There is a grove of palm trees, now more than a hundred years old, gifts given by his patients to the owner, Dr Cottenot. Every year in September the contemporary art exhibition of young artists belonging to the No-made group takes place there.
“Les Camélias”, now a villa-museum, bears witness to Cap d’Ail’s cultural past.
The garden level tells the story of local life. The upper floors present an exceptional collection of paintings, drawings and enamels by the Basque artist Ramiro Arrue.
The garden is a must-see, wild with younger olive trees alongside century-old carob trees, mimosas, a young ginko biloba, Judean trees, bougainvillea, scented jasmines, and, of course, camellias! Irises flourish next to tomatoes, rosebushes next to lettuce, acanthus and agapanthus next to potatoes!

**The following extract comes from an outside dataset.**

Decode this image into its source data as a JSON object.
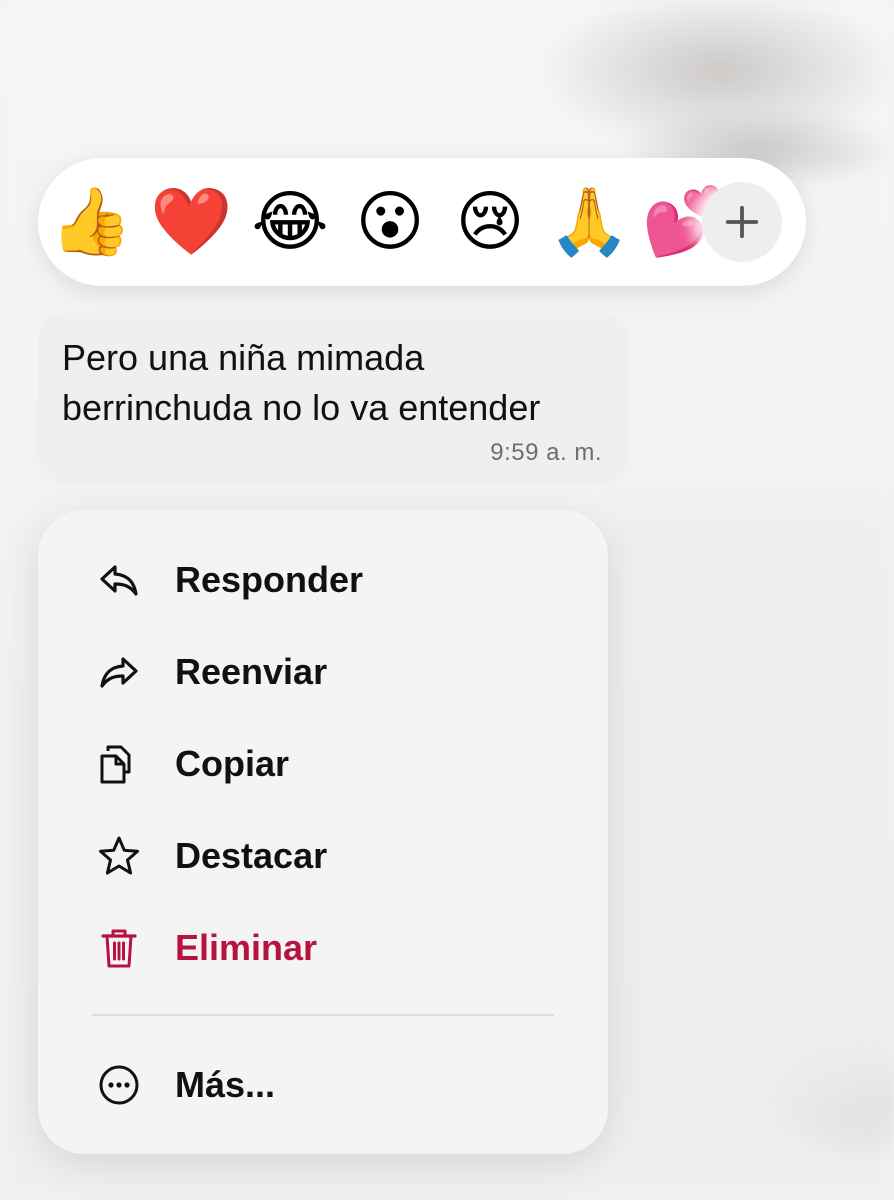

The prestigious Hotel Eden, built in 1892, stood out for its rare luxury and a large territory of 21 hectares with olive groves and pastures. Just imagine the sight of it at night, perched on a rock, like a ship made of stone with its lit-up portholes! A truly unprecedented architectural masterpiece for the early 20th century! When its owner, Baron de Pauville, conceived this massive building project, he used all his connections to secure, among other things, the opening of the La Turbie-sur-Mer railway station (the former Cap d’Ail). To raise funds for the construction of this grandiose hotel, the businessman laid sewers and built access roads to the neighbouring land plots. He then sold them to a bank for a further resale at a great profit.
The comfort of the Eden Hotel was simply unbelievable for the late 19th century. A water tank placed on the roof ensured each room had its own bathroom. Furniture, dishes, silverware, bed linen all bore the Eden hotel insignia. Reading room on the veranda, ballroom, children’s quarters, billiards, fencing room, dairy shop, restaurant distinguished by an exquisite cuisine, five-hectare park, horse-drawn carriage service, tennis court, independent power plant and elevator — just to name some of its luxury amenities! Everything was thought of to create an ideal holiday atmosphere for the lucky ones visiting the Mediterranean coast during the winter season. Up until 1939, the European nobility favoured the Eden Hotel, conveniently located between Nice and Monaco. Walking paths were laid around it and along the sea, and a pigeon shooting range was specially made in the Pointe des Douaniers natural area.
At the time of opening, the hotel counted 150 rooms. In the 1920s and 30s, its territory increased remarkably. In 1945 the Eden was divided into luxurious apartments.